How the Cacique of Pacaha came in Peace, and he of Casqui, having absented himself, returned to excuse his Conduct; and how the Governor made Friendship between the Chiefs 123
How the Governor went from Pacaha to Aquiguate and to Coligoa, and came to Cayas 129
CHAPTER XXVI PAGE
How the Governor went to visit the Province of Tulla, and what happened to him 135
How the Governor went from Tulla to Autiamque, where he passed the Winter 141
How the Governor went from Autiamque to Nilco, and thence to Guachoya 146
The Message sent to Quigaltam, and the Answer brought back to the Governor, and what occurred the while 152
The Death of the Adelantado, Don Hernando de Soto, and how Luys Moscoso de Alvarado was chosen Governor 159

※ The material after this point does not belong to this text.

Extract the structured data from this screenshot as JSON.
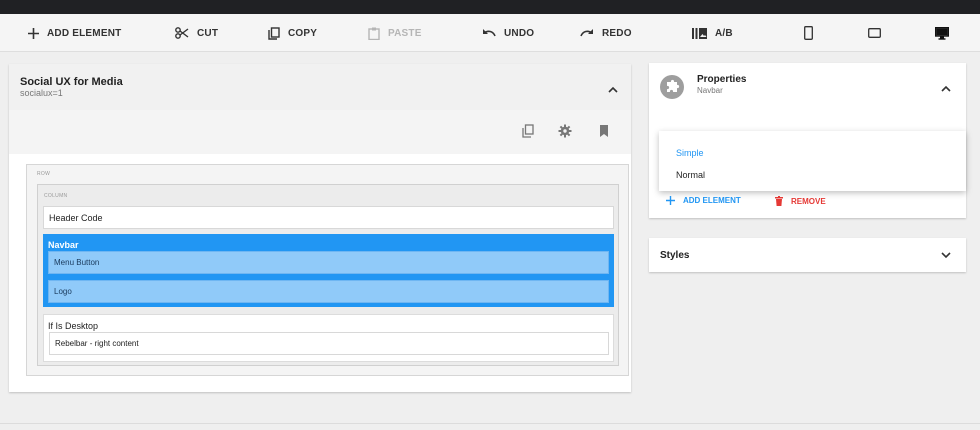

How the Governor Luys de Moscoso left Guachoya and went to Chaguate, and thence to Aguacay 164
How the Governor went from Aguacay to Naguatex, and what happened to him 169
How the Cacique of Naguatex came to visit the Governor, and how the Governor went thence, and arrived at Nondacao 172
CHAPTER XXXIIII PAGE
How the Governor marched from Nondacao to Soacatino and Guasco, passing through a wilderness, whence, for want of a Guide and Interpreter, he retired to Nilco 176
How the Christians returned to Nilco, and thence went to Minoya, where they prepared to build Vessels in which to leave Florida 181
How Seven Brigantines were built, and the Christians took their Departure from Aminoya 186
How the Christians, on their Voyage, were attacked in the River, by the Indians of Quigualtam, and what happened 193
How the Christians were Pursued by the Indians 198
How the Christians came to the Sea, what occurred then, and what befell them on the Voyage 202
How the Brigantines lost Sight of each other in a Storm, and afterwards came together at a Kay 207
CHAPTER XLI PAGE
How the Christians arrived at the River Panico 210
How the Christians came to Panico, and of their Reception by the Inhabitants 213
The Favour the People found in the Viceroy and Residents of Mexico 216
Which sets forth some of the Diversities and Peculiarities of Florida; and the Fruit, Birds, and Beasts of the Country 219
INTRODUCTION, EDWARD GAYLORD BOURNE v
TITLE PAGE OF A TRUE RELATION GIVEN BY A FIDALGO OF ELVAS xxiii
INDEX OF CHAPTERS xxv
DISCOVERY OF FLORIDA, THE TRUE RELATION BY A FIDALGO OF ELVAS * 3